(Records from a collection)
#####
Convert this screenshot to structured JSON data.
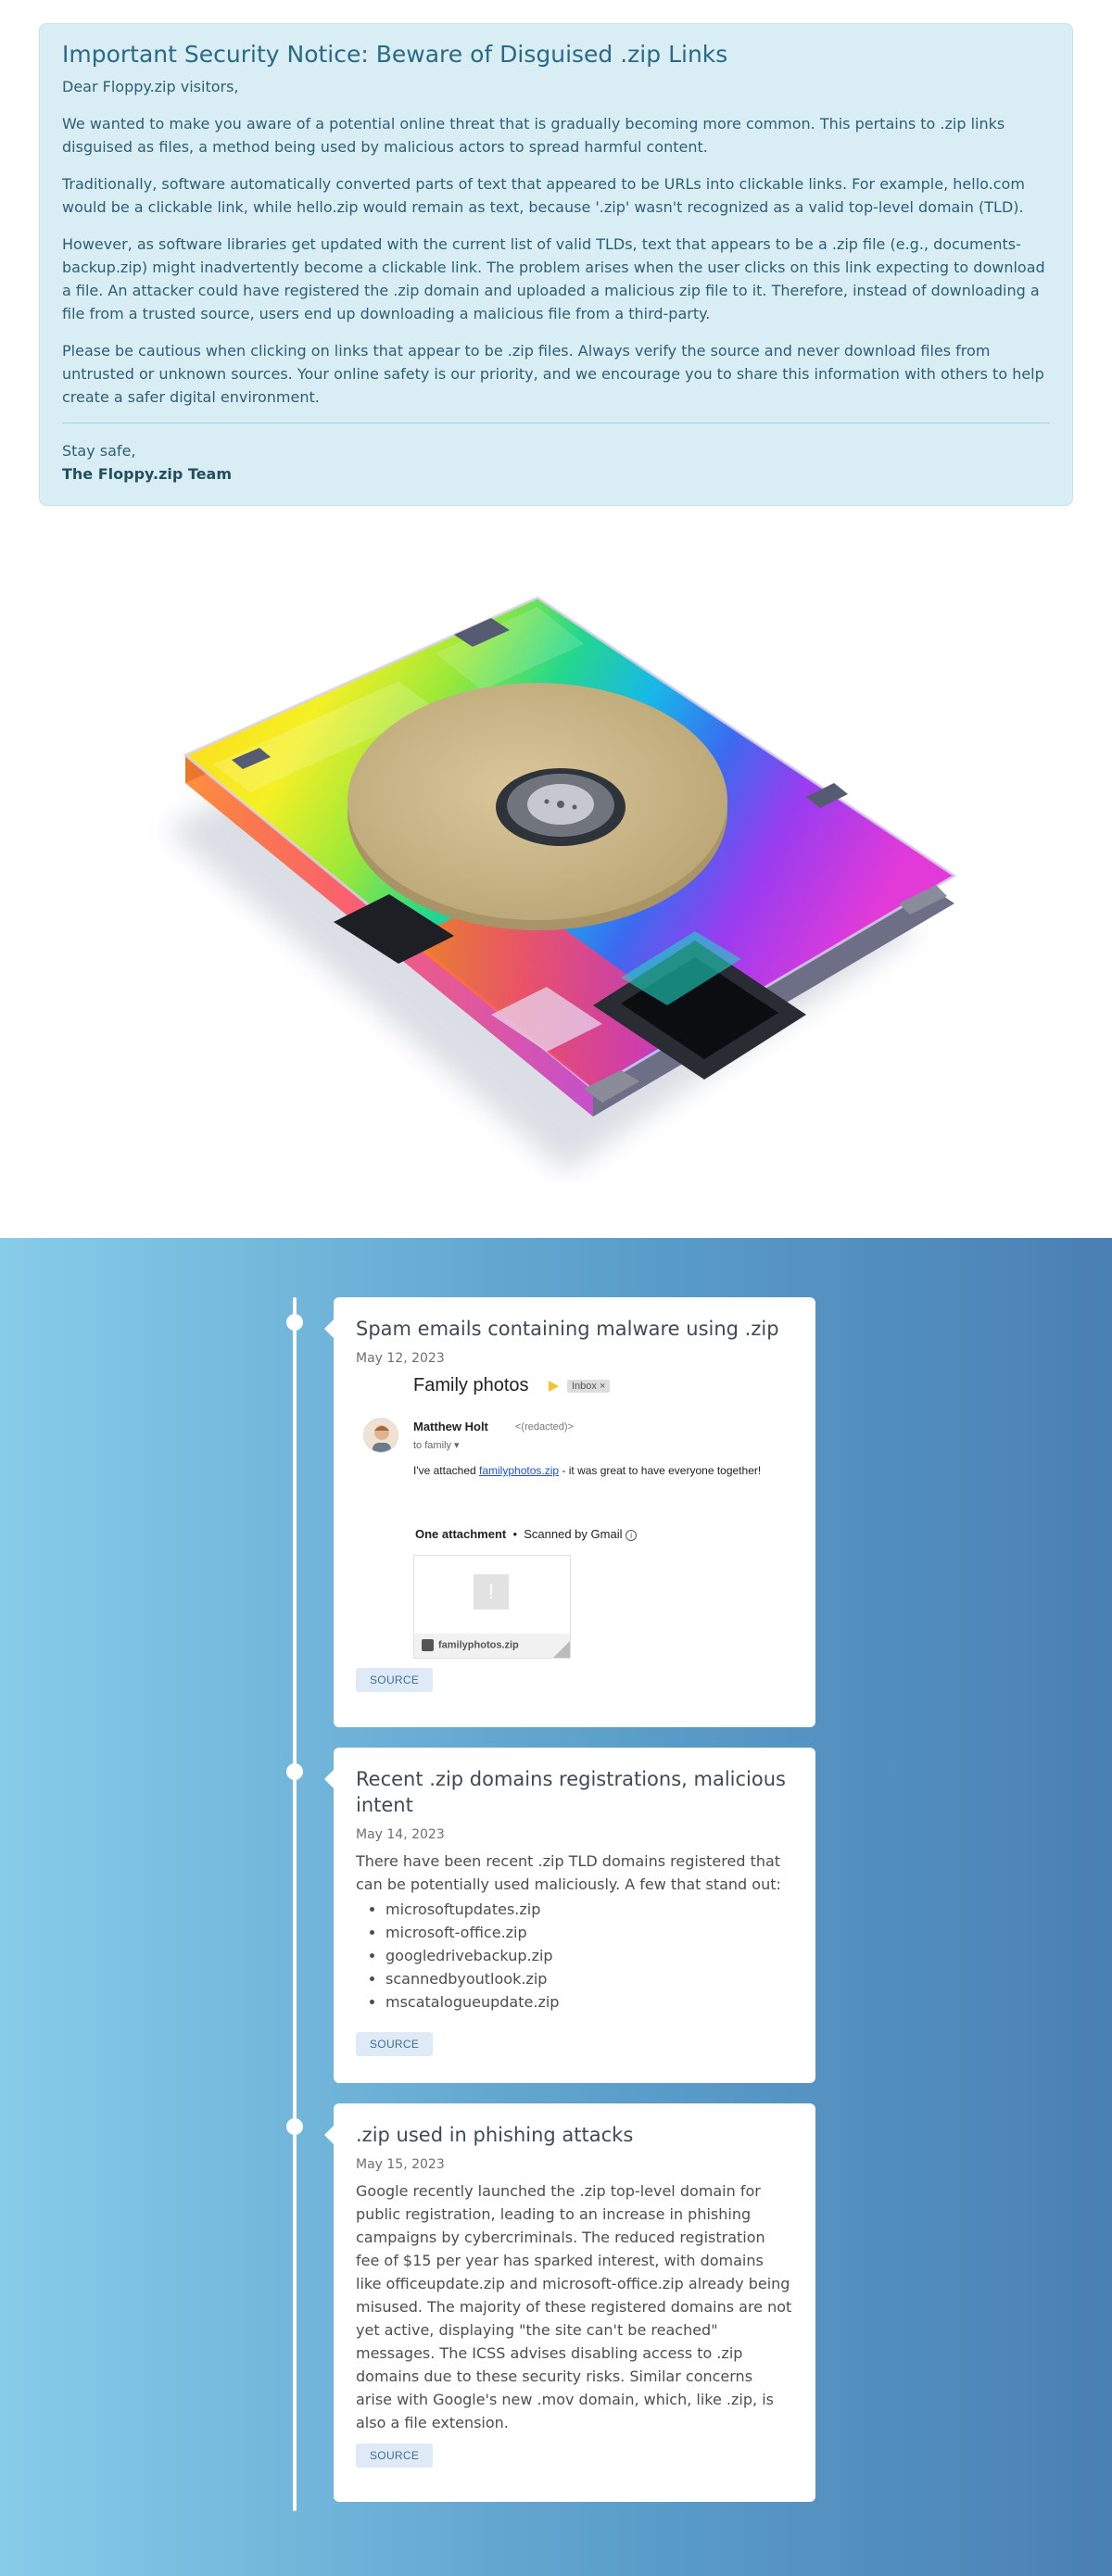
{
  "notice": {
    "title": "Important Security Notice: Beware of Disguised .zip Links",
    "greeting": "Dear Floppy.zip visitors,",
    "paragraphs": [
      "We wanted to make you aware of a potential online threat that is gradually becoming more common. This pertains to .zip links disguised as files, a method being used by malicious actors to spread harmful content.",
      "Traditionally, software automatically converted parts of text that appeared to be URLs into clickable links. For example, hello.com would be a clickable link, while hello.zip would remain as text, because '.zip' wasn't recognized as a valid top-level domain (TLD).",
      "However, as software libraries get updated with the current list of valid TLDs, text that appears to be a .zip file (e.g., documents-backup.zip) might inadvertently become a clickable link. The problem arises when the user clicks on this link expecting to download a file. An attacker could have registered the .zip domain and uploaded a malicious zip file to it. Therefore, instead of downloading a file from a trusted source, users end up downloading a malicious file from a third-party.",
      "Please be cautious when clicking on links that appear to be .zip files. Always verify the source and never download files from untrusted or unknown sources. Your online safety is our priority, and we encourage you to share this information with others to help create a safer digital environment."
    ],
    "signoff": "Stay safe,",
    "team": "The Floppy.zip Team"
  },
  "hero": {
    "icon": "rainbow-floppy-disk-illustration",
    "colors": {
      "disk": "#cdb98a",
      "hub": "#3b3f46"
    }
  },
  "timeline": {
    "background_from": "#87cce9",
    "background_to": "#4a80b3",
    "cards": [
      {
        "title": "Spam emails containing malware using .zip",
        "date": "May 12, 2023",
        "source_label": "SOURCE",
        "email": {
          "subject": "Family photos",
          "label": "Inbox ×",
          "sender_name": "Matthew Holt",
          "sender_email": "<(redacted)>",
          "to": "to family",
          "message_prefix": "I've attached",
          "message_link": "familyphotos.zip",
          "message_suffix": "- it was great to have everyone together!",
          "attachment_heading": "One attachment",
          "scanned": "Scanned by Gmail",
          "file_name": "familyphotos.zip"
        }
      },
      {
        "title": "Recent .zip domains registrations, malicious intent",
        "date": "May 14, 2023",
        "body": "There have been recent .zip TLD domains registered that can be potentially used maliciously. A few that stand out:",
        "domains": [
          "microsoftupdates.zip",
          "microsoft-office.zip",
          "googledrivebackup.zip",
          "scannedbyoutlook.zip",
          "mscatalogueupdate.zip"
        ],
        "source_label": "SOURCE"
      },
      {
        "title": ".zip used in phishing attacks",
        "date": "May 15, 2023",
        "body": "Google recently launched the .zip top-level domain for public registration, leading to an increase in phishing campaigns by cybercriminals. The reduced registration fee of $15 per year has sparked interest, with domains like officeupdate.zip and microsoft-office.zip already being misused. The majority of these registered domains are not yet active, displaying \"the site can't be reached\" messages. The ICSS advises disabling access to .zip domains due to these security risks. Similar concerns arise with Google's new .mov domain, which, like .zip, is also a file extension.",
        "source_label": "SOURCE"
      }
    ]
  }
}
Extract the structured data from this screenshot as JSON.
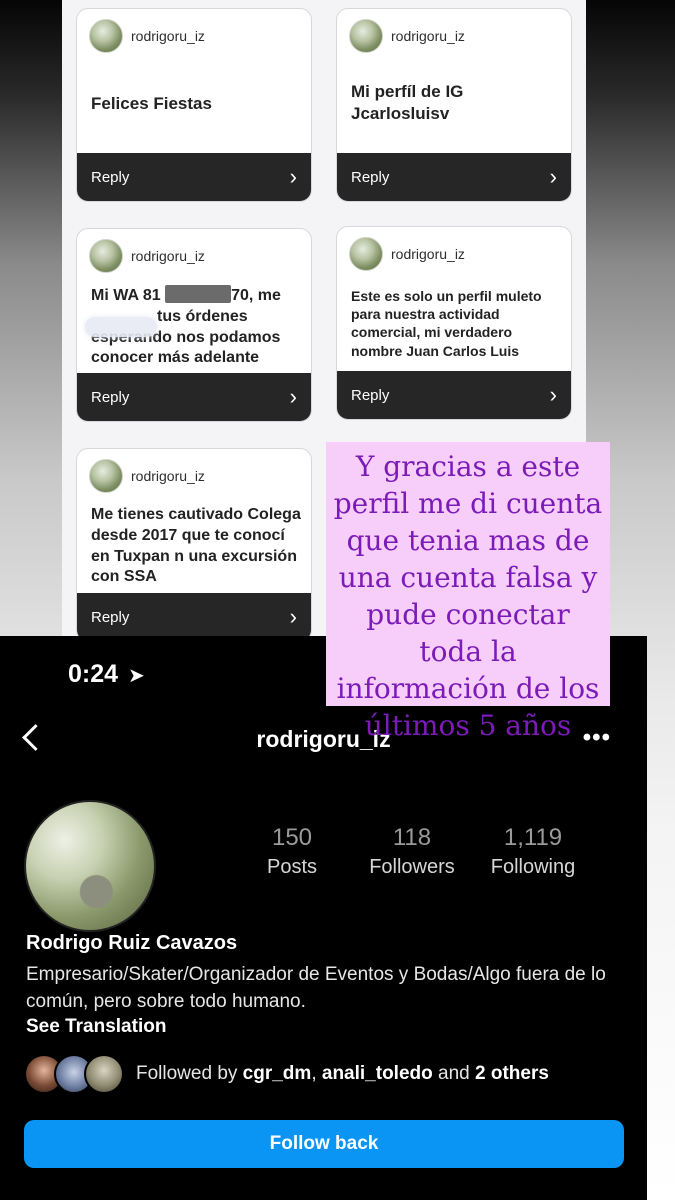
{
  "comments": [
    {
      "user": "rodrigoru_iz",
      "message": "Felices Fiestas",
      "reply": "Reply"
    },
    {
      "user": "rodrigoru_iz",
      "message": "Mi perfíl de IG Jcarlosluisv",
      "reply": "Reply"
    },
    {
      "user": "rodrigoru_iz",
      "message_line1_start": "Mi WA 81",
      "message_line1_end": "70, me",
      "message_rest": "tus órdenes esperando nos podamos conocer más adelante",
      "reply": "Reply"
    },
    {
      "user": "rodrigoru_iz",
      "message": "Este es solo un perfil muleto para nuestra actividad comercial, mi verdadero nombre Juan Carlos Luis",
      "reply": "Reply"
    },
    {
      "user": "rodrigoru_iz",
      "message": "Me tienes cautivado Colega desde 2017 que te conocí en Tuxpan n una excursión con SSA",
      "reply": "Reply"
    }
  ],
  "overlay_note": "Y gracias a este perfil me di cuenta que tenia mas de una cuenta falsa y pude conectar toda la información de los últimos 5 años",
  "profile": {
    "status_time": "0:24",
    "username": "rodrigoru_iz",
    "more": "•••",
    "stats": {
      "posts_count": "150",
      "posts_label": "Posts",
      "followers_count": "118",
      "followers_label": "Followers",
      "following_count": "1,119",
      "following_label": "Following"
    },
    "full_name": "Rodrigo Ruiz Cavazos",
    "bio": "Empresario/Skater/Organizador de Eventos y Bodas/Algo fuera de lo común, pero sobre todo humano.",
    "see_translation": "See Translation",
    "followed_by_prefix": "Followed by ",
    "followed_user1": "cgr_dm",
    "followed_sep": ", ",
    "followed_user2": "anali_toledo",
    "followed_and": " and ",
    "followed_others": "2 others",
    "follow_back": "Follow back"
  },
  "colors": {
    "accent_button": "#0a95f5",
    "overlay_bg": "#f7cdf9",
    "overlay_text": "#7b1bb8",
    "reply_bar": "#262626"
  }
}
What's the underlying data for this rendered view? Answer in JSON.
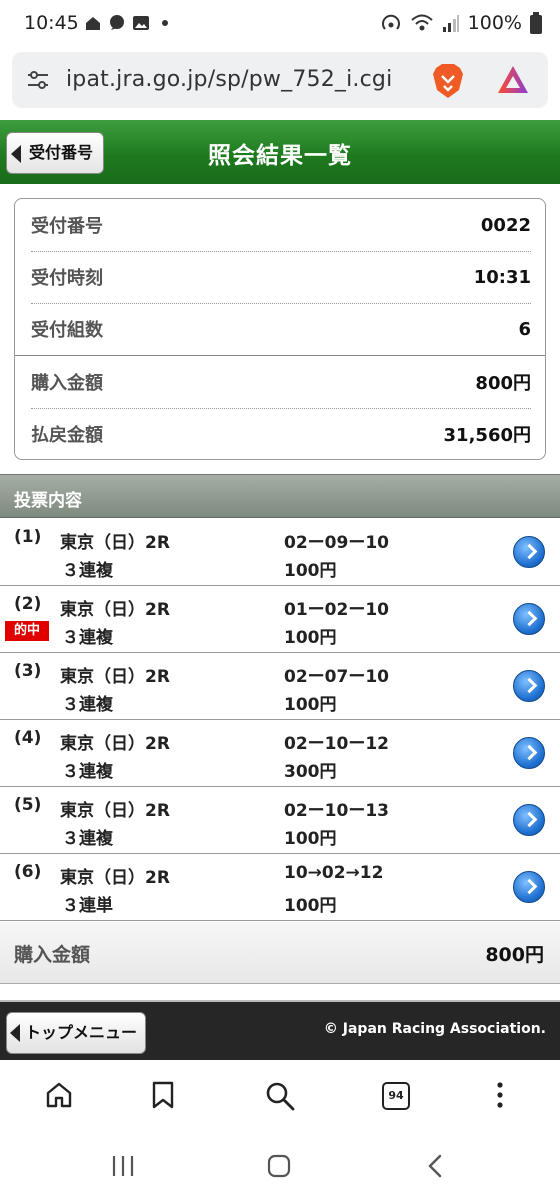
{
  "status_bar": {
    "time": "10:45",
    "battery": "100%"
  },
  "browser": {
    "url": "ipat.jra.go.jp/sp/pw_752_i.cgi",
    "tab_count": "94"
  },
  "header": {
    "back_label": "受付番号",
    "title": "照会結果一覧"
  },
  "summary": {
    "rows": [
      {
        "label": "受付番号",
        "value": "0022"
      },
      {
        "label": "受付時刻",
        "value": "10:31"
      },
      {
        "label": "受付組数",
        "value": "6"
      },
      {
        "label": "購入金額",
        "value": "800円"
      },
      {
        "label": "払戻金額",
        "value": "31,560円"
      }
    ]
  },
  "bets_section": {
    "title": "投票内容"
  },
  "bets": [
    {
      "num": "(1)",
      "race": "東京（日）2R",
      "type": "３連複",
      "combo": "02ー09ー10",
      "amount": "100円",
      "hit": ""
    },
    {
      "num": "(2)",
      "race": "東京（日）2R",
      "type": "３連複",
      "combo": "01ー02ー10",
      "amount": "100円",
      "hit": "的中"
    },
    {
      "num": "(3)",
      "race": "東京（日）2R",
      "type": "３連複",
      "combo": "02ー07ー10",
      "amount": "100円",
      "hit": ""
    },
    {
      "num": "(4)",
      "race": "東京（日）2R",
      "type": "３連複",
      "combo": "02ー10ー12",
      "amount": "300円",
      "hit": ""
    },
    {
      "num": "(5)",
      "race": "東京（日）2R",
      "type": "３連複",
      "combo": "02ー10ー13",
      "amount": "100円",
      "hit": ""
    },
    {
      "num": "(6)",
      "race": "東京（日）2R",
      "type": "３連単",
      "combo": "10→02→12",
      "amount": "100円",
      "hit": ""
    }
  ],
  "total": {
    "label": "購入金額",
    "value": "800円"
  },
  "footer": {
    "top_menu_label": "トップメニュー",
    "copyright": "© Japan Racing Association."
  },
  "colors": {
    "header_green": "#1f7a1f",
    "hit_red": "#e00000",
    "arrow_blue": "#1e6fd0"
  }
}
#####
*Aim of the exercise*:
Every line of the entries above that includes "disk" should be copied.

*Answer box*:
    "icon": "rainbow-floppy-disk-illustration",
      "disk": "#cdb98a",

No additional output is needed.